Molecular Data
TypeSourcePlatformNumber of Oligos/SNPsSNP Batch IdComment
Whole Genome Genotyping Illumina HumanOmni2.5 2443179 N/A
Study History

COGEND

COGEND was initiated in 2001 as a three-part program project grant funded through the National Cancer Institute (PI: Laura Bierut). The three projects included a study of the familial transmission of nicotine dependence, a genetic study of nicotine dependence, and a study of the relationship of nicotine dependence with nicotine metabolism. The primary goal was to detect, localize, and characterize genes that predispose or protect an individual with respect to heavy tobacco consumption, nicotine dependence, and related phenotypes and to integrate these findings with the family transmission and nicotine metabolism findings. The primary design was a community based case-control family study.

Nicotine dependent and control probands were recruited from the community using the Missouri Family Registry in St. Louis, MO and Health Maintenance Organizations in Detroit, MI. Nicotine dependent cases were identified during telephone screening as current smokers with a Fagerström Test for Nicotine Dependence (FTND) score of 4 or greater (maximum score of 10). Control subjects were identified during telephone screening as smokers (individuals who smoked at least 100 cigarettes lifetime), who never had any symptoms of dependence (lifetime FTND=0). All subjects had to be between the ages of 25 to 44 years and speak English. Subjects could not have a condition that prevented them from providing informed consent or effectively participating in the protocol (e.g., language difficulty, CNS damage, or extremely poor health).

All subjects were assessed using the Semi-Structured Assessment of Nicotine Dependence (SSAND), which was developed specifically for COGEND and is modeled after the Semi-Structured Assessment for the Genetics of Alcoholism (SSAGA) and Composite International Diagnostic Interview (CIDI).

Data collection ended in 2007; data analysis is ongoing. For more details, see http://zork.wustl.edu/cogend/.

UW-TTURC

The UW-TTURC was initiated in 2001 as a study of nicotine dependence and smoking cessation treatment. The second round of UW-TTURC was initiated in 2005 as a study of efficacy of smoking cessation and long term outcomes. Nicotine dependent smokers seeking cessation treatment were identified and recruited from Madison and Milwaukee, WI. Over 9,000 adult smokers were screened by telephone; 2,575 individuals were enrolled and randomized to treatment conditions that involved use of different smoking cessation medications. Inclusion criteria for the smoking cessation studies were smoking at least 10 cigarettes per day, confirmed smoking by an alveolar carbon monoxide (CO) level greater than 9, and being motivated to quit smoking. Participants were excluded based on evidence of psychosis history, clinically significant depression symptoms, other severe mental illness, and contraindications to smoking cessation medications.
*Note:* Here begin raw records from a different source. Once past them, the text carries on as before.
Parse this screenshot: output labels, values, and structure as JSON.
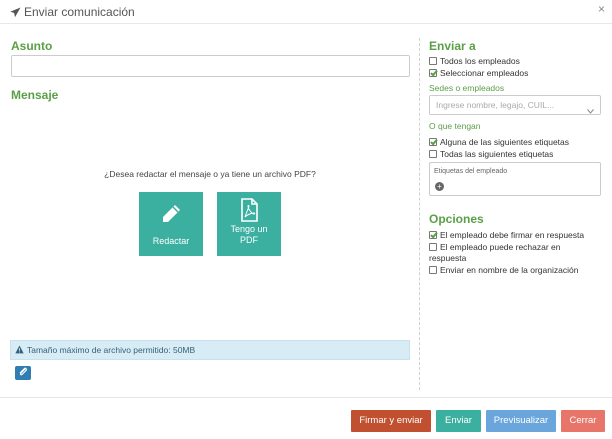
{
  "header": {
    "title": "Enviar comunicación",
    "close_glyph": "×"
  },
  "left": {
    "subject_label": "Asunto",
    "subject_value": "",
    "message_label": "Mensaje",
    "prompt": "¿Desea redactar el mensaje o ya tiene un archivo PDF?",
    "compose_label": "Redactar",
    "pdf_label_line1": "Tengo un",
    "pdf_label_line2": "PDF",
    "max_size_notice": "Tamaño máximo de archivo permitido: 50MB"
  },
  "send_to": {
    "heading": "Enviar a",
    "all_employees": {
      "label": "Todos los empleados",
      "checked": false
    },
    "select_employees": {
      "label": "Seleccionar empleados",
      "checked": true
    },
    "sites_label": "Sedes o empleados",
    "sites_placeholder": "Ingrese nombre, legajo, CUIL...",
    "filter_label": "O que tengan",
    "any_tags": {
      "label": "Alguna de las siguientes etiquetas",
      "checked": true
    },
    "all_tags": {
      "label": "Todas las siguientes etiquetas",
      "checked": false
    },
    "tags_placeholder": "Etiquetas del empleado"
  },
  "options": {
    "heading": "Opciones",
    "must_sign": {
      "label": "El empleado debe firmar en respuesta",
      "checked": true
    },
    "can_reject_line1": "El empleado puede rechazar en",
    "can_reject_line2": "respuesta",
    "can_reject_checked": false,
    "send_as_org": {
      "label": "Enviar en nombre de la organización",
      "checked": false
    }
  },
  "footer": {
    "sign_send": "Firmar y enviar",
    "send": "Enviar",
    "preview": "Previsualizar",
    "close": "Cerrar"
  },
  "colors": {
    "accent_green": "#5a9f47",
    "teal": "#3bafa0",
    "btn_red": "#c0502f",
    "btn_teal": "#3bafa0",
    "btn_blue": "#6aa6dc",
    "btn_salmon": "#e8756a",
    "info_bg": "#d8ecf5",
    "attach_blue": "#2e7db3"
  },
  "icons": [
    "paper-plane-icon",
    "close-icon",
    "pencil-icon",
    "pdf-file-icon",
    "warning-icon",
    "paperclip-icon",
    "chevron-down-icon",
    "plus-icon"
  ]
}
Participants from the UW-TTURC smoking cessation clinical trials had the option of participating in a genetic substudy, and approximately 2,000 donated blood samples for genetic studies. The goal of the genetic studies of smokers seeking cessation treatment is to detect, localize, and characterize genes that predispose or protect an individual with respect to heavy tobacco consumption, nicotine dependence, and related phenotypes including cessation, withdrawal, and relapse. Institutional Review Boards at all sites approved the protocols.

All subjects were personally interviewed. Nicotine dependence was assessed using the FTND, multifactorial nicotine dependence scales, and DSM-IV criteria.
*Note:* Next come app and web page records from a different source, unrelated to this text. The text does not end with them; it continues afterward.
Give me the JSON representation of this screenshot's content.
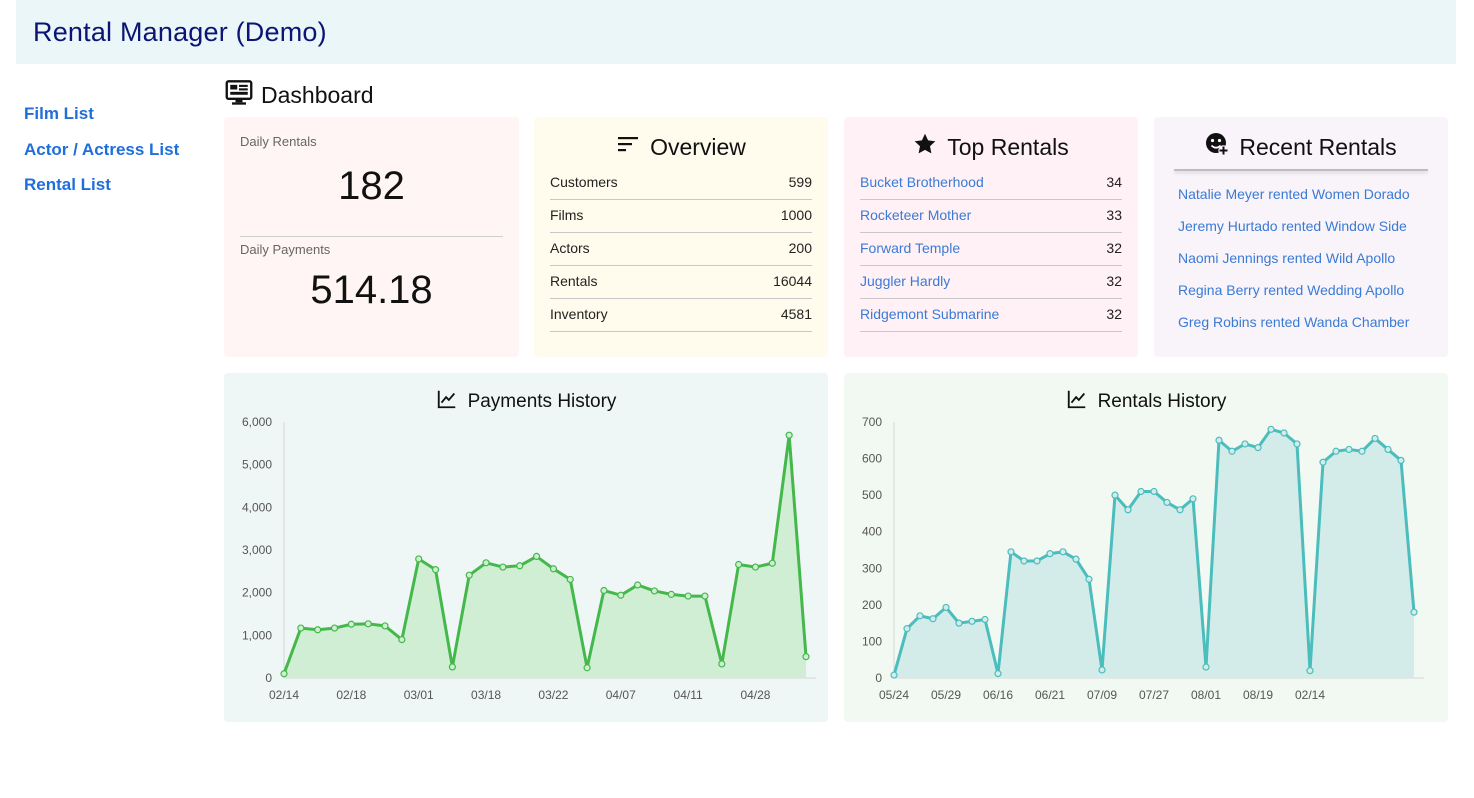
{
  "app": {
    "title": "Rental Manager (Demo)"
  },
  "sidebar": {
    "items": [
      {
        "label": "Film List"
      },
      {
        "label": "Actor / Actress List"
      },
      {
        "label": "Rental List"
      }
    ]
  },
  "dashboard": {
    "title": "Dashboard",
    "icon": "monitor-icon"
  },
  "daily": {
    "rentals_label": "Daily Rentals",
    "rentals_value": "182",
    "payments_label": "Daily Payments",
    "payments_value": "514.18"
  },
  "overview": {
    "title": "Overview",
    "icon": "sort-lines-icon",
    "rows": [
      {
        "label": "Customers",
        "value": "599"
      },
      {
        "label": "Films",
        "value": "1000"
      },
      {
        "label": "Actors",
        "value": "200"
      },
      {
        "label": "Rentals",
        "value": "16044"
      },
      {
        "label": "Inventory",
        "value": "4581"
      }
    ]
  },
  "top_rentals": {
    "title": "Top Rentals",
    "icon": "star-icon",
    "rows": [
      {
        "label": "Bucket Brotherhood",
        "value": "34"
      },
      {
        "label": "Rocketeer Mother",
        "value": "33"
      },
      {
        "label": "Forward Temple",
        "value": "32"
      },
      {
        "label": "Juggler Hardly",
        "value": "32"
      },
      {
        "label": "Ridgemont Submarine",
        "value": "32"
      }
    ]
  },
  "recent_rentals": {
    "title": "Recent Rentals",
    "icon": "emoji-add-icon",
    "items": [
      "Natalie Meyer rented Women Dorado",
      "Jeremy Hurtado rented Window Side",
      "Naomi Jennings rented Wild Apollo",
      "Regina Berry rented Wedding Apollo",
      "Greg Robins rented Wanda Chamber"
    ]
  },
  "colors": {
    "accent_blue": "#1f6fdb",
    "title_navy": "#0b1574",
    "payments_line": "#45b84b",
    "payments_fill": "#cfeed3",
    "rentals_line": "#4bbdbd",
    "rentals_fill": "#d3ecea"
  },
  "chart_data": [
    {
      "type": "area",
      "title": "Payments History",
      "icon": "line-chart-icon",
      "xlabel": "",
      "ylabel": "",
      "ylim": [
        0,
        6000
      ],
      "yticks": [
        "0",
        "1,000",
        "2,000",
        "3,000",
        "4,000",
        "5,000",
        "6,000"
      ],
      "ytick_values": [
        0,
        1000,
        2000,
        3000,
        4000,
        5000,
        6000
      ],
      "x": [
        "02/14",
        "02/15",
        "02/16",
        "02/17",
        "02/18",
        "02/19",
        "02/20",
        "02/21",
        "03/01",
        "03/02",
        "03/03",
        "03/18",
        "03/19",
        "03/20",
        "03/21",
        "03/22",
        "03/23",
        "03/24",
        "04/06",
        "04/07",
        "04/08",
        "04/09",
        "04/10",
        "04/11",
        "04/12",
        "04/27",
        "04/28",
        "04/29",
        "04/30",
        "05/01",
        "05/02",
        "05/03"
      ],
      "xtick_labels": [
        "02/14",
        "02/18",
        "03/01",
        "03/18",
        "03/22",
        "04/07",
        "04/11",
        "04/28"
      ],
      "xtick_index": [
        0,
        4,
        8,
        12,
        16,
        20,
        24,
        28
      ],
      "series": [
        {
          "values": [
            100,
            1170,
            1130,
            1170,
            1260,
            1270,
            1220,
            900,
            2790,
            2540,
            260,
            2410,
            2700,
            2600,
            2630,
            2850,
            2560,
            2310,
            240,
            2050,
            1940,
            2180,
            2040,
            1960,
            1920,
            1920,
            330,
            2660,
            2600,
            2690,
            5690,
            500
          ]
        }
      ],
      "grid": false
    },
    {
      "type": "area",
      "title": "Rentals History",
      "icon": "line-chart-icon",
      "xlabel": "",
      "ylabel": "",
      "ylim": [
        0,
        700
      ],
      "yticks": [
        "0",
        "100",
        "200",
        "300",
        "400",
        "500",
        "600",
        "700"
      ],
      "ytick_values": [
        0,
        100,
        200,
        300,
        400,
        500,
        600,
        700
      ],
      "x": [
        "05/24",
        "05/25",
        "05/26",
        "05/27",
        "05/28",
        "05/29",
        "05/30",
        "05/31",
        "06/01",
        "06/14",
        "06/15",
        "06/16",
        "06/17",
        "06/18",
        "06/19",
        "06/20",
        "06/21",
        "06/22",
        "07/05",
        "07/06",
        "07/07",
        "07/08",
        "07/09",
        "07/10",
        "07/11",
        "07/12",
        "07/26",
        "07/27",
        "07/28",
        "07/29",
        "07/30",
        "07/31",
        "08/01",
        "08/02",
        "08/16",
        "08/17",
        "08/18",
        "08/19",
        "08/20",
        "08/21",
        "08/22",
        "08/23",
        "02/14"
      ],
      "xtick_labels": [
        "05/24",
        "05/29",
        "06/16",
        "06/21",
        "07/09",
        "07/27",
        "08/01",
        "08/19",
        "02/14"
      ],
      "xtick_index": [
        0,
        4,
        8,
        12,
        16,
        20,
        24,
        28,
        32
      ],
      "series": [
        {
          "values": [
            8,
            135,
            170,
            162,
            193,
            150,
            155,
            160,
            12,
            345,
            320,
            320,
            340,
            345,
            325,
            270,
            22,
            500,
            460,
            510,
            510,
            480,
            460,
            490,
            30,
            650,
            620,
            640,
            630,
            680,
            670,
            640,
            20,
            590,
            620,
            625,
            620,
            655,
            625,
            595,
            180
          ]
        }
      ],
      "grid": false
    }
  ]
}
Selected publications
Diseases/Traits Related to Study (MESH terms)
Authorized Data Access Requests
Study Attribution